**Source data**
:::

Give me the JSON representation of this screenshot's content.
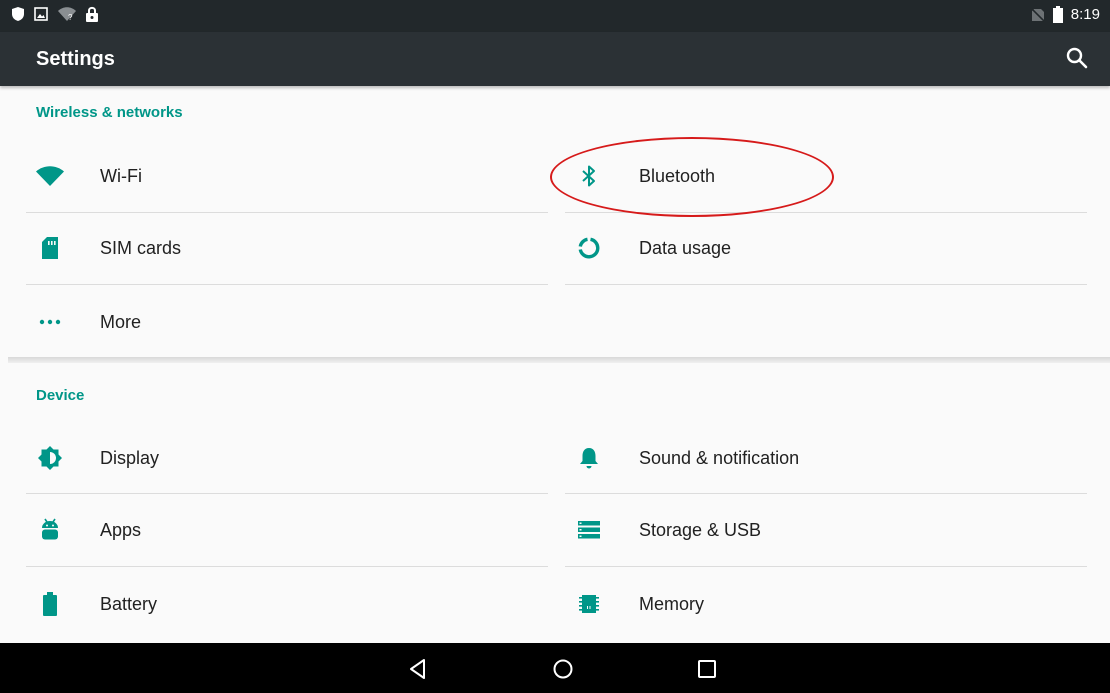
{
  "status_bar": {
    "time": "8:19",
    "left_icons": [
      "shield-icon",
      "image-icon",
      "wifi-unknown-icon",
      "lock-icon"
    ],
    "right_icons": [
      "no-sim-icon",
      "battery-icon"
    ]
  },
  "app_bar": {
    "title": "Settings",
    "search_icon": "search-icon"
  },
  "sections": {
    "wireless": {
      "title": "Wireless & networks",
      "wifi": "Wi-Fi",
      "bluetooth": "Bluetooth",
      "sim_cards": "SIM cards",
      "data_usage": "Data usage",
      "more": "More"
    },
    "device": {
      "title": "Device",
      "display": "Display",
      "sound": "Sound & notification",
      "apps": "Apps",
      "storage": "Storage & USB",
      "battery": "Battery",
      "memory": "Memory"
    }
  },
  "nav_bar": {
    "back": "back-icon",
    "home": "home-icon",
    "recents": "recents-icon"
  },
  "colors": {
    "accent": "#009688",
    "status_bar": "#22282b",
    "app_bar": "#2b3135",
    "annotation": "#d61a1a"
  }
}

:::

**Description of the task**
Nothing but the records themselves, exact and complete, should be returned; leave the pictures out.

**Finished exercise**
Give me the JSON representation of this screenshot's content.
{
  "status_bar": {
    "time": "8:19",
    "left_icons": [
      "shield-icon",
      "image-icon",
      "wifi-unknown-icon",
      "lock-icon"
    ],
    "right_icons": [
      "no-sim-icon",
      "battery-icon"
    ]
  },
  "app_bar": {
    "title": "Settings",
    "search_icon": "search-icon"
  },
  "sections": {
    "wireless": {
      "title": "Wireless & networks",
      "wifi": "Wi-Fi",
      "bluetooth": "Bluetooth",
      "sim_cards": "SIM cards",
      "data_usage": "Data usage",
      "more": "More"
    },
    "device": {
      "title": "Device",
      "display": "Display",
      "sound": "Sound & notification",
      "apps": "Apps",
      "storage": "Storage & USB",
      "battery": "Battery",
      "memory": "Memory"
    }
  },
  "nav_bar": {
    "back": "back-icon",
    "home": "home-icon",
    "recents": "recents-icon"
  },
  "colors": {
    "accent": "#009688",
    "status_bar": "#22282b",
    "app_bar": "#2b3135",
    "annotation": "#d61a1a"
  }
}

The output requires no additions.